→ **Activity**:
Look through the records below and collect all lines that hold the string "今日优选".

→ **Material to process**:
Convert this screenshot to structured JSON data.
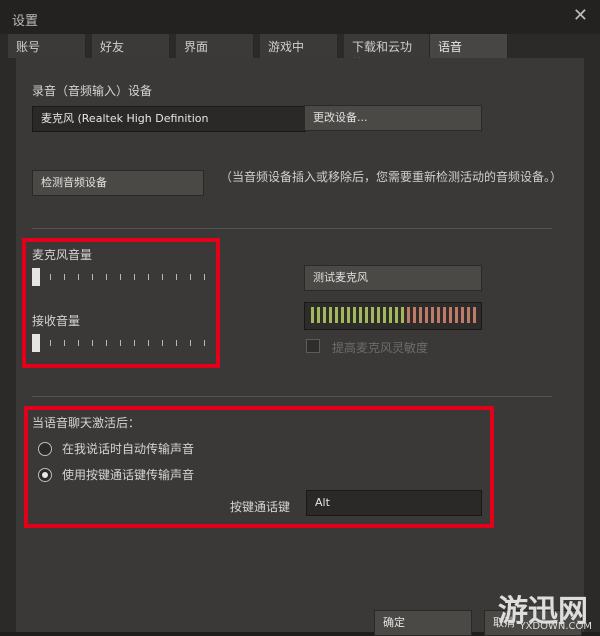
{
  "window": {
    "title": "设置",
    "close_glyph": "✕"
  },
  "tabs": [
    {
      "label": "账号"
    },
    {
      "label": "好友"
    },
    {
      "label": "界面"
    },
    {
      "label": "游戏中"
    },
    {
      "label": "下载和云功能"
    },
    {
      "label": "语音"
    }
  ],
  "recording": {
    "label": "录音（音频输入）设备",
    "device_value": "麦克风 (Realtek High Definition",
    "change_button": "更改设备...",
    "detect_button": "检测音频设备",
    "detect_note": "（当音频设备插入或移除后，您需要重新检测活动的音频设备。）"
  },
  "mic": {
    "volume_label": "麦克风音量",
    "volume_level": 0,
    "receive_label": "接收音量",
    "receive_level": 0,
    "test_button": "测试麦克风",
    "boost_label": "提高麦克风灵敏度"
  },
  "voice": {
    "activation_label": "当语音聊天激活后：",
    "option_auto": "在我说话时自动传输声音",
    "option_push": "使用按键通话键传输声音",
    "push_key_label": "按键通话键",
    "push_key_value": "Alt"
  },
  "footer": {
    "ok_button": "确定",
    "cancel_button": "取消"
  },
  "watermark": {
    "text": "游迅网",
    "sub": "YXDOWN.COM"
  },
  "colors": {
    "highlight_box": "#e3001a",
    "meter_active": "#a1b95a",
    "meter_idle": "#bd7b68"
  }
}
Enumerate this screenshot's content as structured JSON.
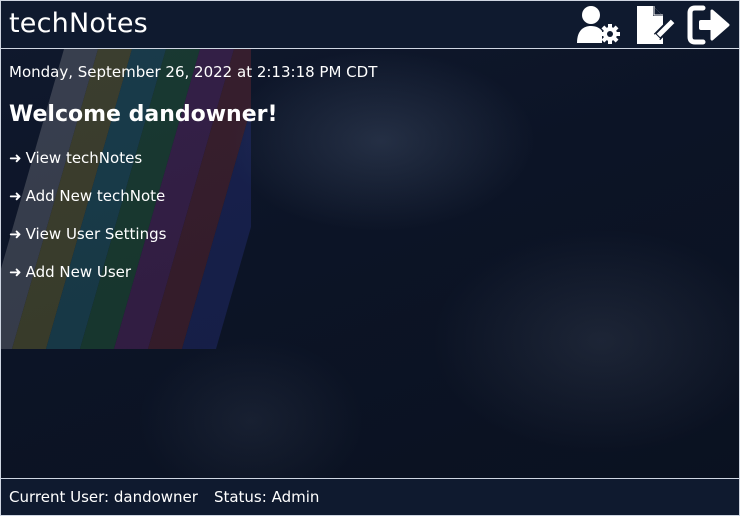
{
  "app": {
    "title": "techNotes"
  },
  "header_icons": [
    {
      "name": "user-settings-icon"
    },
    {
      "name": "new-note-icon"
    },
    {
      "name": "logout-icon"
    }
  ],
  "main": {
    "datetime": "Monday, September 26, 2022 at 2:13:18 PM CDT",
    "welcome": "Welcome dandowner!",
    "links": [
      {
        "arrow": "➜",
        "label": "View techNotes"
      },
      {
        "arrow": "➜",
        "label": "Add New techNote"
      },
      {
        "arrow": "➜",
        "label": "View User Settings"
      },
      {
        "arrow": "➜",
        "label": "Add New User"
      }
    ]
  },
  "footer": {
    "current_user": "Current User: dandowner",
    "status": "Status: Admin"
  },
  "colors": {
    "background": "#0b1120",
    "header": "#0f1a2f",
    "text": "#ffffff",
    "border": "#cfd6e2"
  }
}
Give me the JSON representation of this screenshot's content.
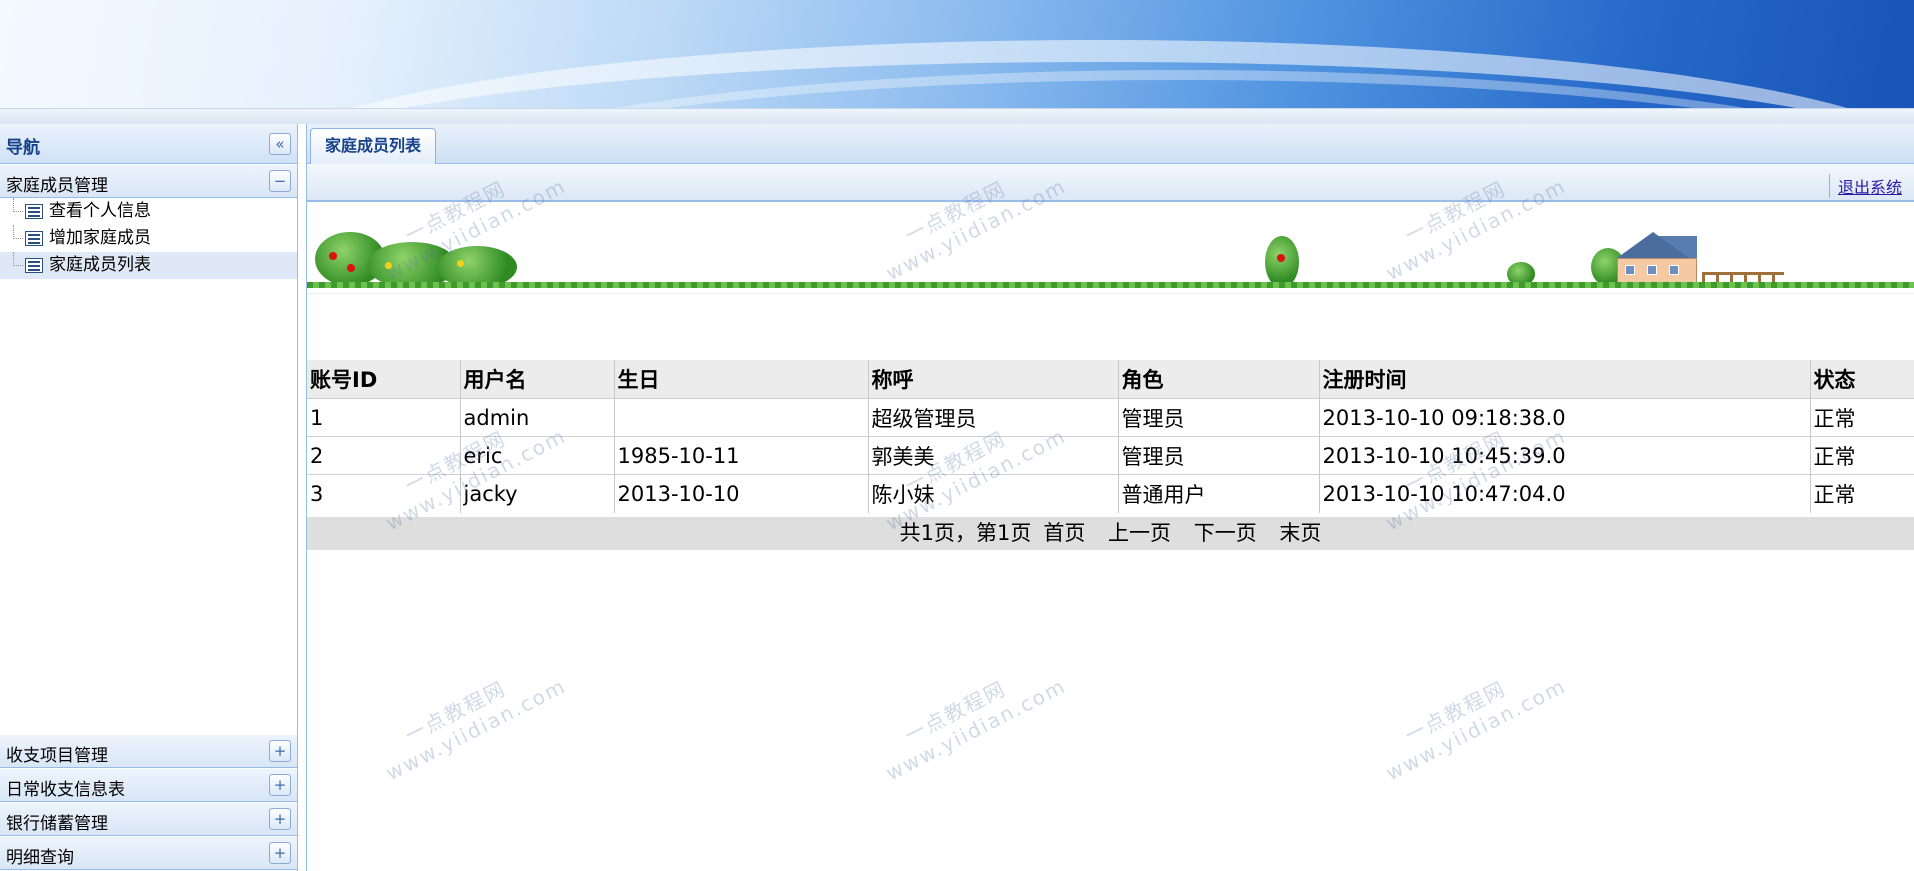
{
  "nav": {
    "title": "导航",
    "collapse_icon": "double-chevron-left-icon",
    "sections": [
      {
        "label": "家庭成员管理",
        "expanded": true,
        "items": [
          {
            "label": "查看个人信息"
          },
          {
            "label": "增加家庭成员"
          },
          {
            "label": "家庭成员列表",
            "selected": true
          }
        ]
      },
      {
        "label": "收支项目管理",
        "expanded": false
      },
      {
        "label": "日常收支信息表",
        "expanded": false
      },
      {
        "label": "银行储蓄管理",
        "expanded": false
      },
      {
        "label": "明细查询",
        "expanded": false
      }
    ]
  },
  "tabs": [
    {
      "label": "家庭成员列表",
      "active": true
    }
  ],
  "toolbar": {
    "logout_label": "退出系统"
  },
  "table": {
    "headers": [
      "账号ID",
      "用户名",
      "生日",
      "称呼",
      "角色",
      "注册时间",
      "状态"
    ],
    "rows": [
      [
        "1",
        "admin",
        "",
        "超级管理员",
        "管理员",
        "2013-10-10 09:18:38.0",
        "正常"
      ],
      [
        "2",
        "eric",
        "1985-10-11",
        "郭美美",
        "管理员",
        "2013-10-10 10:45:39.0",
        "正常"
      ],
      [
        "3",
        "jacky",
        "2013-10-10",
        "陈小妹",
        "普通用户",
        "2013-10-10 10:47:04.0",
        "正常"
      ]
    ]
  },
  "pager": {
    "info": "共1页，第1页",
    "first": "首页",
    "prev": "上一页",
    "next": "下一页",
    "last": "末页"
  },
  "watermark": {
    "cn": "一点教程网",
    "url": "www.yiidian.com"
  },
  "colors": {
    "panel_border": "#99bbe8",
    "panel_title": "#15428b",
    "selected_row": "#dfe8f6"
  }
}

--

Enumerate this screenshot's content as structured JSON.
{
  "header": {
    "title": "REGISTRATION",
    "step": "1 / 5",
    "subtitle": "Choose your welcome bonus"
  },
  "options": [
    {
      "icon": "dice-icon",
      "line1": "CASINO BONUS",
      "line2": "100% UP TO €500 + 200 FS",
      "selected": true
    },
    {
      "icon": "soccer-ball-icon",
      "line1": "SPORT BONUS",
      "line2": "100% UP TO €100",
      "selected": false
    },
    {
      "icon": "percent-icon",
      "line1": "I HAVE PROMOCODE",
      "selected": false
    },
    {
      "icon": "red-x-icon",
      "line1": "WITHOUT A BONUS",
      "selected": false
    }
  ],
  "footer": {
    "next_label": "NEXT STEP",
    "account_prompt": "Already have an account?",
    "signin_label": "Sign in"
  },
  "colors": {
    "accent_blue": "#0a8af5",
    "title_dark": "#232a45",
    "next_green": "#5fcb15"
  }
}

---

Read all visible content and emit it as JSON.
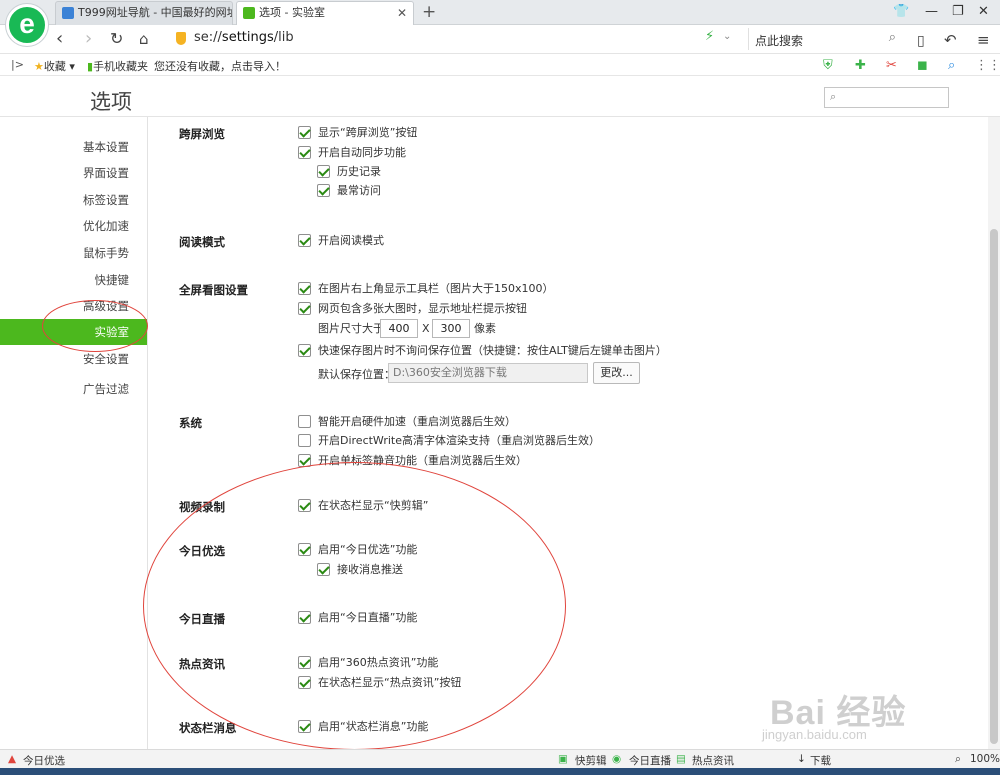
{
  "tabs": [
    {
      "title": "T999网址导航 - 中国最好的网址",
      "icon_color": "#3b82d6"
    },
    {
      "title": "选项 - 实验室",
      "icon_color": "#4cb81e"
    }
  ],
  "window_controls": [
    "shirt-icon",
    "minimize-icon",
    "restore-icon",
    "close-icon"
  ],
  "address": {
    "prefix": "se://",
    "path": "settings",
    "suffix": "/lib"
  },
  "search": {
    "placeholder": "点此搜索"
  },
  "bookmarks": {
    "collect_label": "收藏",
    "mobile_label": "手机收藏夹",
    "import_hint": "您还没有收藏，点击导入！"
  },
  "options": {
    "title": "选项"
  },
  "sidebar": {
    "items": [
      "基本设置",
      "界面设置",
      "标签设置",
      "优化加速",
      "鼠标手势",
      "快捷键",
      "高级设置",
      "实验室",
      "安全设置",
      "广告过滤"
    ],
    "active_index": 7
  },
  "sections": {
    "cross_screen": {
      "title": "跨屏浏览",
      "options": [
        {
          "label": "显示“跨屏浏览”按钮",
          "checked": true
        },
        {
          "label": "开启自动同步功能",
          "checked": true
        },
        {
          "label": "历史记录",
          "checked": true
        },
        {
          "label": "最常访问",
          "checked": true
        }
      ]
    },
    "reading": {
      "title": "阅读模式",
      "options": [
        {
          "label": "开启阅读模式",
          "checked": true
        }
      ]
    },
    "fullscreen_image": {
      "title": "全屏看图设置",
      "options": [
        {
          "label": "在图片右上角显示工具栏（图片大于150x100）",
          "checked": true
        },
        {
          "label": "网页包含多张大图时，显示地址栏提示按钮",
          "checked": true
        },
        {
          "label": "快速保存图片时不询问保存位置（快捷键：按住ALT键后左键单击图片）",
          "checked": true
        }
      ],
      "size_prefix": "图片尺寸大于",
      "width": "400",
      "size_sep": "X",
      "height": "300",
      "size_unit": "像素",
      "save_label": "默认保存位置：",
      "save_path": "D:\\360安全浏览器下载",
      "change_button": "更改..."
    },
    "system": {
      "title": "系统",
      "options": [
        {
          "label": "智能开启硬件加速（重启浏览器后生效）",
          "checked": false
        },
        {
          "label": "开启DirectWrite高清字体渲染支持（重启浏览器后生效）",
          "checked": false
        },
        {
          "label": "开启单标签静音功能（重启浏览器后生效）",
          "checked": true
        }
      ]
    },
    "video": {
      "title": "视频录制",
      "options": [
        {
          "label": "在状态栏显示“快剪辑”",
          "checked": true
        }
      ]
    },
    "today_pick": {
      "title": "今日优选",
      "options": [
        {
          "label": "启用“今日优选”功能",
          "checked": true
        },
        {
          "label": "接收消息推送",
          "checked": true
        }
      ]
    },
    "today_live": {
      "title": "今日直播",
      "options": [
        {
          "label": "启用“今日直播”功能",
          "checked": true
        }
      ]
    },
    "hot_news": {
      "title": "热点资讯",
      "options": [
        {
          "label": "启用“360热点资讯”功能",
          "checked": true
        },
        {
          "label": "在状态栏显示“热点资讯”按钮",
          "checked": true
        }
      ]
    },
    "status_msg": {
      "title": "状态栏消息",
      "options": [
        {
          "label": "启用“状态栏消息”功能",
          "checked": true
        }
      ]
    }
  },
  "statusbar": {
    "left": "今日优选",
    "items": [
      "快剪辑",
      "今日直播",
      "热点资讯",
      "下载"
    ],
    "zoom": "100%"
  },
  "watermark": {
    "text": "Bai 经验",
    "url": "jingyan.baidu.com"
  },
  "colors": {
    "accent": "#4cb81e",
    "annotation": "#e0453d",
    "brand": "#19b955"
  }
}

→ **Solution to this exercise**:
      "title": "今日优选",
          "label": "启用“今日优选”功能",
    "left": "今日优选",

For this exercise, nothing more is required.